* ACTIVITY *
From the listing that follows, report the number of lines with the word "count" in them, and no other output.

* GIVEN INFORMATION *
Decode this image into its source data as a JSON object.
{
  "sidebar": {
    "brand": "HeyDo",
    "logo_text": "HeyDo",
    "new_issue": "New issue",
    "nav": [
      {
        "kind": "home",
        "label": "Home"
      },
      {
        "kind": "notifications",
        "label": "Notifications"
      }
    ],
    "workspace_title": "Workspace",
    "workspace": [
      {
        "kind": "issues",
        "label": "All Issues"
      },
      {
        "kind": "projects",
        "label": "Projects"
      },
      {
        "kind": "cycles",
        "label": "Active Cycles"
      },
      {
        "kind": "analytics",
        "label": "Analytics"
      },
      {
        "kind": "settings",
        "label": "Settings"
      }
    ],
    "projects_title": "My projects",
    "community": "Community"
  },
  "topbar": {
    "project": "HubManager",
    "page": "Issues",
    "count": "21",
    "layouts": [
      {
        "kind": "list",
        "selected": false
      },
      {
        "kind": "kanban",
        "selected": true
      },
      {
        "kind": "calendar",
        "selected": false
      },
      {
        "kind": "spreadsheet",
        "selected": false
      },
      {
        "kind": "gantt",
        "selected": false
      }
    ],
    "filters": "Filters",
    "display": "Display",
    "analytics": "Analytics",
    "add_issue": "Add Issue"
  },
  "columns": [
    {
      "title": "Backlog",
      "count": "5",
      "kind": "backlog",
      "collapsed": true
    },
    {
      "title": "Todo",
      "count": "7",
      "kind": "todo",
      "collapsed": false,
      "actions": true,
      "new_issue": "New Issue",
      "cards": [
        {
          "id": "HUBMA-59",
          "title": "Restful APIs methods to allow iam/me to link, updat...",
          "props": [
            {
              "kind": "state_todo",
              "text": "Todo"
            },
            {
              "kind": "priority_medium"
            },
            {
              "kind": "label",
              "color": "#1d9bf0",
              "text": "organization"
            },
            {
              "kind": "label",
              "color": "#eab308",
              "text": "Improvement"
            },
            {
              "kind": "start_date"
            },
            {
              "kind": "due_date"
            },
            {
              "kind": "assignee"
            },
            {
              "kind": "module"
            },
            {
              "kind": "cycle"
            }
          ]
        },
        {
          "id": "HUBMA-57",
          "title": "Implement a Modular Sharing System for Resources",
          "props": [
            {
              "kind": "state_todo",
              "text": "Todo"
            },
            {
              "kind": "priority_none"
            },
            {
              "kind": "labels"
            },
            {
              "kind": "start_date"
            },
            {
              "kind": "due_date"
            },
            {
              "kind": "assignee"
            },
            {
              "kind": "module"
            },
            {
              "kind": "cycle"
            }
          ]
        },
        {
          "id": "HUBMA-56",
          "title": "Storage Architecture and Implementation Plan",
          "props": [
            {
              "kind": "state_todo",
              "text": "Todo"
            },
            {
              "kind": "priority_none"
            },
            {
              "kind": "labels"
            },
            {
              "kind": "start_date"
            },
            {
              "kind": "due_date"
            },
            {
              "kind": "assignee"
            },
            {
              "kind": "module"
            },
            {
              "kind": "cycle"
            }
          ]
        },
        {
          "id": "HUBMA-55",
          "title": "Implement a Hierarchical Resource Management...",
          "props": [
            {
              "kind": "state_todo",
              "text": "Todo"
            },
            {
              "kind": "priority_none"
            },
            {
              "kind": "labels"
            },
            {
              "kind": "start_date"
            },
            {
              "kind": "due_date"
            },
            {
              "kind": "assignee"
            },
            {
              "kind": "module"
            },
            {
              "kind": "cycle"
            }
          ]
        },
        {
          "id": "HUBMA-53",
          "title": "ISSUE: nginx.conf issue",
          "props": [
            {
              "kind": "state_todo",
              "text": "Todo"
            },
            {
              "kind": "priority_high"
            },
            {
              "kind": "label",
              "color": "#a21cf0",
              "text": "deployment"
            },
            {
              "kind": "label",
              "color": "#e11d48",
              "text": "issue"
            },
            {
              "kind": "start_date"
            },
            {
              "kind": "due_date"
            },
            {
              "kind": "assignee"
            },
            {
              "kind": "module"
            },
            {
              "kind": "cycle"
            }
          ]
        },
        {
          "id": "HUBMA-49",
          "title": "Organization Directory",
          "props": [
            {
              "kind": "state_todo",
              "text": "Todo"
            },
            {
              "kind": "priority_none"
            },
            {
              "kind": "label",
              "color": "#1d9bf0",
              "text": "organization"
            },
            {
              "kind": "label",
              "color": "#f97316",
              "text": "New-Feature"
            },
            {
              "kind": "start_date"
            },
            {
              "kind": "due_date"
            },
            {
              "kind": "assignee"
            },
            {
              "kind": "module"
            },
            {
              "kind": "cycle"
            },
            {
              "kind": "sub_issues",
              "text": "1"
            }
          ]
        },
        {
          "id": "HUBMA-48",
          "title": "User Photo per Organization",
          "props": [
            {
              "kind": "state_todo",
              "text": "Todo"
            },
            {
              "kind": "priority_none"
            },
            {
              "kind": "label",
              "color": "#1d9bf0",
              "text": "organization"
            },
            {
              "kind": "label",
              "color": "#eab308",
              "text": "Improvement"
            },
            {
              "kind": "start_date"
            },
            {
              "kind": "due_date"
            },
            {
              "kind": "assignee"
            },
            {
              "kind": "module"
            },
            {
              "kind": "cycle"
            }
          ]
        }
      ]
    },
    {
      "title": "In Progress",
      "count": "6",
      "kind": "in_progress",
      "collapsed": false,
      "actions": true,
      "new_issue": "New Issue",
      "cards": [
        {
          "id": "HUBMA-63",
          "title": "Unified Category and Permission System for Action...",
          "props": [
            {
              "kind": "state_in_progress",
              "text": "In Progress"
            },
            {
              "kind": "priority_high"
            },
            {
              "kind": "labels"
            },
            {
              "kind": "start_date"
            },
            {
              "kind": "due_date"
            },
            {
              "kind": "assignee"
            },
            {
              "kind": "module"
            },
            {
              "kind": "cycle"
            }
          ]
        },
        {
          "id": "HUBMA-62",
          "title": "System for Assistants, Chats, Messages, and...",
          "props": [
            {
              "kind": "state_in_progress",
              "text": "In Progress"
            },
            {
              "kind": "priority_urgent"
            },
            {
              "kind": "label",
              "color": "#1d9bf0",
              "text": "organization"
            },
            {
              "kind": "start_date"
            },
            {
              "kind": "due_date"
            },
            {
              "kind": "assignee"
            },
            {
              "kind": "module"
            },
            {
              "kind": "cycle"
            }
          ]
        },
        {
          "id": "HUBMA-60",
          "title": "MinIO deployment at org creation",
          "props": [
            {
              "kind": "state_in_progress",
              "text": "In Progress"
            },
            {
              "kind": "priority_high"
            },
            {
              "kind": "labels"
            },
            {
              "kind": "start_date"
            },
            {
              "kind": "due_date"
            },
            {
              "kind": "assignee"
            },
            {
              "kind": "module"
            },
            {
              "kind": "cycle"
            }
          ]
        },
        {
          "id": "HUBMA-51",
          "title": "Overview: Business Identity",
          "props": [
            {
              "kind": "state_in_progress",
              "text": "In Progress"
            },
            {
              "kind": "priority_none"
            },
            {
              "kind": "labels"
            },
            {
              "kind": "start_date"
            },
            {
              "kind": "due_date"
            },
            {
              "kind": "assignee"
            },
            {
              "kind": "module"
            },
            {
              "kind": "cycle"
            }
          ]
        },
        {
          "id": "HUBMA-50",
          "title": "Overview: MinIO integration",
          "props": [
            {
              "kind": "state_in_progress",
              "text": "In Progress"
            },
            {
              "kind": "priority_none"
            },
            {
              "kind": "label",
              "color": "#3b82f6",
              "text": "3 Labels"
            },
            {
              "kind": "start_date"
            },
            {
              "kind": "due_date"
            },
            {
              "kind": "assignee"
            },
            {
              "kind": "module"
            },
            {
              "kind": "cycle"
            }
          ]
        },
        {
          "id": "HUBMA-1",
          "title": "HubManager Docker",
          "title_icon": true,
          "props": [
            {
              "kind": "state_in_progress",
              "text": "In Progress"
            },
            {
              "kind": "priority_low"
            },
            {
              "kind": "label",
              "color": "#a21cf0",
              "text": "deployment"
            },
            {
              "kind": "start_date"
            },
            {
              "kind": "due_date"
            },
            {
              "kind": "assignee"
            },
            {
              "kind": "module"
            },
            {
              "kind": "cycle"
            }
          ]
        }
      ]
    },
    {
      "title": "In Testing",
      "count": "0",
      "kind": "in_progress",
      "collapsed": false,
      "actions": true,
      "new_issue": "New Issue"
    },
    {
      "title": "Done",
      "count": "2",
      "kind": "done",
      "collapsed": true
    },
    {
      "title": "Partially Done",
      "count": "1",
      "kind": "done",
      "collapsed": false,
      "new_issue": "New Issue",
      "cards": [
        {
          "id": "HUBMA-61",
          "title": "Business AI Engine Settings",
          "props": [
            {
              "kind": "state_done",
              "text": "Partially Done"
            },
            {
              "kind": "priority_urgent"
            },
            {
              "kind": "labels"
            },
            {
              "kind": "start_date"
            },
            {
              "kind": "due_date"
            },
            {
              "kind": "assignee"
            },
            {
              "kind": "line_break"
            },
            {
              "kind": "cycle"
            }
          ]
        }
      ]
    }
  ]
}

* SOLUTION TO THE EXERCISE *
7